Dara Shukoh wearing a traditional Mughal outfit, adorned with magnificent jewels reflecting his status.
Attributed to Chitarman, 1631–2.
Add.Or.3129, f. 19v. As featured in the British Library exhibition, Mughal India: Art, Culture and Empire
I am indebted to heritage enthusiast Sanjeev Singh for the photographs and write up on Facebook on which I base this blog. Dara Shukoh was an important figure in Indian History and his palace must get its due. I am loosely translating from Sanjeev’s Hindi post here.
In 1793, William Franklin describes Shahjahanabad and talks of its beautiful palaces. He talks of of majestic palaces located in the city of Shahjahanabad and mentions that the most beautiful amongst these belong to Ali Mardan Khan, Safdarjung, ,.Sadat Khan and Sultan Dara Shukoh. He futher elaborates that these palaces were enclosed within magnificent brick and stone gates and consisted of naqqarkhana ( drumhouse), tahkhaana ( basement/cellars for summers), the residential quarters , hammam ( bathing house) and beautiful gardens.
Whenever an Emperor / King built his own Palace, land was given near it to Princes and noblemen of the realm to build their own palaces. For fear of a coup there were only women’s quarters and guards within the King’s own palace. The rest all stayed outside it. Dara Shukoh as the heir and favourite of his father must have been given the land of his choice. He chose this piece of land near Nigambodh Ghat after which he named his palace Nigambodh Manzil.
The palace saw many changes and alterations to it after Dara Shukoh’s death. This is part of the original palace.
This palace was Dara Shukoh’s main place of residence and as the Prince was spiritually and academically inclined he must have had a well stocked library too over here. But it was not just a library as is erroneously mentioned on the plaque in the building and elsewhere these days.
According to a marble plaque put up in the school in or after 1904, this building was Dara Shukoh’s library made in 1637 and later from 1639 , residence of Ali Mardan Khan the Governor of Punjab.( But Ali Mardan Khan himself had a magnificent palace in Shahjahanabad. ) In 1803 it became the Residency and from 1843- 1877 it was the Delhi College. From 1877 – 1886 it was the District School and from 1886-1904 it was a Municipal Board School.

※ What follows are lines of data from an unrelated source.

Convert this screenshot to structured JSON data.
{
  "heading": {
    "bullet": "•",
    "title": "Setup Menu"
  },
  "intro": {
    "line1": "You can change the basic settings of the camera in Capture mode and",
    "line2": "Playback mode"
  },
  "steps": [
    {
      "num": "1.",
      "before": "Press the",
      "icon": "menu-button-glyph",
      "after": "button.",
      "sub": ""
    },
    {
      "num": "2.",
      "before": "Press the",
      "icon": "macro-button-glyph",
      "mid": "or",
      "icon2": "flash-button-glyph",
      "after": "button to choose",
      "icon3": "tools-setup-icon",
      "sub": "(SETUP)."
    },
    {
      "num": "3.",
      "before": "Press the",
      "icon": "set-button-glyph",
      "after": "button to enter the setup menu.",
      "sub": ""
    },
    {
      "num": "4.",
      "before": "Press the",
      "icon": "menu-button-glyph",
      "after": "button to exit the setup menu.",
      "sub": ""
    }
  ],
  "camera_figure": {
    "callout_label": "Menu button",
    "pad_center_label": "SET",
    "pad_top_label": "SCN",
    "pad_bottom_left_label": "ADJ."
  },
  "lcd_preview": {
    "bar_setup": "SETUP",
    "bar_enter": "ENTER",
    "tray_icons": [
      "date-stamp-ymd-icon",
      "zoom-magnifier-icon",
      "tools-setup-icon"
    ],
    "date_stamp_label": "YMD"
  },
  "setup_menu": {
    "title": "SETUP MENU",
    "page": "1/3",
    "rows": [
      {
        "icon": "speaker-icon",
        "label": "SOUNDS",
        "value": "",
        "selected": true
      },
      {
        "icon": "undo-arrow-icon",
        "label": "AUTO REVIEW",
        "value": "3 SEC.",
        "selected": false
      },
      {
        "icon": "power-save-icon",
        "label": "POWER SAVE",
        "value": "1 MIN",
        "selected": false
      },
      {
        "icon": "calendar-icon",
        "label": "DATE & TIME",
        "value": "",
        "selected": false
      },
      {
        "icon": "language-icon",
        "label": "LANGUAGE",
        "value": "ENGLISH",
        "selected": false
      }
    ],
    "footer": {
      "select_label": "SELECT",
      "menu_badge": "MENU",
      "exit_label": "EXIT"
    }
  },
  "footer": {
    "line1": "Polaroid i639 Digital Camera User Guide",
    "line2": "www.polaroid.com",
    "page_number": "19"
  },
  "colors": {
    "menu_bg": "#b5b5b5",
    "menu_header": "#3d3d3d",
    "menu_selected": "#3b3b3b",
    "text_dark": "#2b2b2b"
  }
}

It is this plaque which has spread the confusion of it being just a library. The library must have been only one of the parts of the palace. According to contemporary historians Shahjahan visited his son Dara in this palace on 2 March 1654 and Dara gave him a gift of 4 lahs of rupees. On 23 February 1655 the Emperor visited ‘buland iqbal Dara Shikoh in his palace and accepted a gift of two lakh rupees.
Ali Mardan Khan had died before Dara Shikoh so it is not possible that the palace of the heir apparent could have been given to the Governor of Punjab. Ali mardan Khan had his own palace on the banks of the Yamuna according to Franklin.
In 1739 this palace came in the news again when the first Nawab of Awadh ( who had his own palace) started living here. During the invasion of Nadir Shah he died here under mysterious circumstances and the palace went into the possession of Emperor Mohammed Shah Rangeela.In 1743 Safdarjung, sn of Sadat Khan got the use of this palace from Mohammed Shah Rangeela in exchange for an offering made by him.
In 1884 we are told that this palace occupied 3.5 acres land. Between 1803-1842 it was used as a Residency by the British Residents and after 1842 till 1858 it housed the classrooms of the Delhi College and the residence of the Principal, which had expanded and shifted to this new premise from its old building near Ajmeri Gate,after a grant by Nawab Itmadud daula the Wazir of Awadh
In 1857 this building suffered great damage and its Principal J Taylor was killed. After 1858 a district school was established here whose Principal was Ram Chander .
The District School was established in 1858 as per the Gazette.
As already mentioned this would have included a well stocked library which however has been lost to us.
In 2012 in the Draft Dossier made for Unesco in connection with making Delhi a heritage city some facts have been reexamined. According to it Dara Shukoh had a palace near Kashmiri Gate, to the north of Red Fort which was built at an expense of four lakh rupees in four years (1639-1643 ) .
These Ionic columns are the additions made by the British Resident in all probability. Colonial architects were particularly fond of these Greek colonnaded look for porticos and verandahs.
David Octherlony lived here and some of the changes to the original building are attributed to him.
City Development Plan, Delhi
Department of Urban Development Government of Delhi
The original part of the dalan at back of the palace is in shambles. Additions being made where we can still see some of the delicate pillars
Note : the correct spelling is Dara Shukoh
As Shikoh means terror in Persian and Shukoh is glory
( it’s a mistake made due to lack of pronunciation marks such as zer zabar and pesh in Perso-Arabic script)
Location: Dara Shukoh Library –
Near Kashmiri Gate, New Delhi, India